_WHAT TO DO_. Wherever "Fille" appears in the records below, copy the line that holds it.
------ DATA SUPPLIED
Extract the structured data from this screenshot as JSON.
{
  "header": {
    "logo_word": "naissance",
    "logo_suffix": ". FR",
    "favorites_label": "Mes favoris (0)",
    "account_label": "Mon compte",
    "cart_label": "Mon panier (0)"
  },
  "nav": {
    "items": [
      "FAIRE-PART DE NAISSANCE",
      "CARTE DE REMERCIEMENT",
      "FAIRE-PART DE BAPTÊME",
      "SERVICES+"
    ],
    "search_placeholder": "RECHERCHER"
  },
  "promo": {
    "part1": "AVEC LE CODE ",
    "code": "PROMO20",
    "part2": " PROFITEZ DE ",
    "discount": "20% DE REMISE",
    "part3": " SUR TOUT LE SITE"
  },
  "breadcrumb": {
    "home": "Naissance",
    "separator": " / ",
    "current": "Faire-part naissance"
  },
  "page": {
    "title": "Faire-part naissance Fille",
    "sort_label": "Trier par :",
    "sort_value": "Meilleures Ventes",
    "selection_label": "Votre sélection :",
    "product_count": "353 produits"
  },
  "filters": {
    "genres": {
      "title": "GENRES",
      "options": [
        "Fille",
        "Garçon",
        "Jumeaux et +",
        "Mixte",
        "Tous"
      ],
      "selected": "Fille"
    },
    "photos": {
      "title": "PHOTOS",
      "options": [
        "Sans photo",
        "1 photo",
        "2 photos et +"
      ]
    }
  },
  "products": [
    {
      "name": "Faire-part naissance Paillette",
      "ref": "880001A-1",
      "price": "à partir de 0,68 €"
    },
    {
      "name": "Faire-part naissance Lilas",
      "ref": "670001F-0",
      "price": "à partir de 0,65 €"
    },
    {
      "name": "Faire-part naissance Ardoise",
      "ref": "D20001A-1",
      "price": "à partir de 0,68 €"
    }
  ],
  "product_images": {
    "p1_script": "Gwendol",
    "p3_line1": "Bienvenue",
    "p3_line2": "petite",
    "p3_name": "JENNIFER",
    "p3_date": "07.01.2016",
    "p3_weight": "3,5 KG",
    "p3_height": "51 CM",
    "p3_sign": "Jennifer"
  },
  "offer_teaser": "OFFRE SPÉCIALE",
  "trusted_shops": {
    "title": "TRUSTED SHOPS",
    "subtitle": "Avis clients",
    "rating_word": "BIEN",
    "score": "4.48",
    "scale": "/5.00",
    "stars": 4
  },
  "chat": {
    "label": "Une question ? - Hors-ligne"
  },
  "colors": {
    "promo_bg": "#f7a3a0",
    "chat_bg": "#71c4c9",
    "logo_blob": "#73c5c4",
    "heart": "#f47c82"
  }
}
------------
_REPLY TO THE TASK_.
    "title": "Faire-part naissance Fille",
        "Fille",
      "selected": "Fille"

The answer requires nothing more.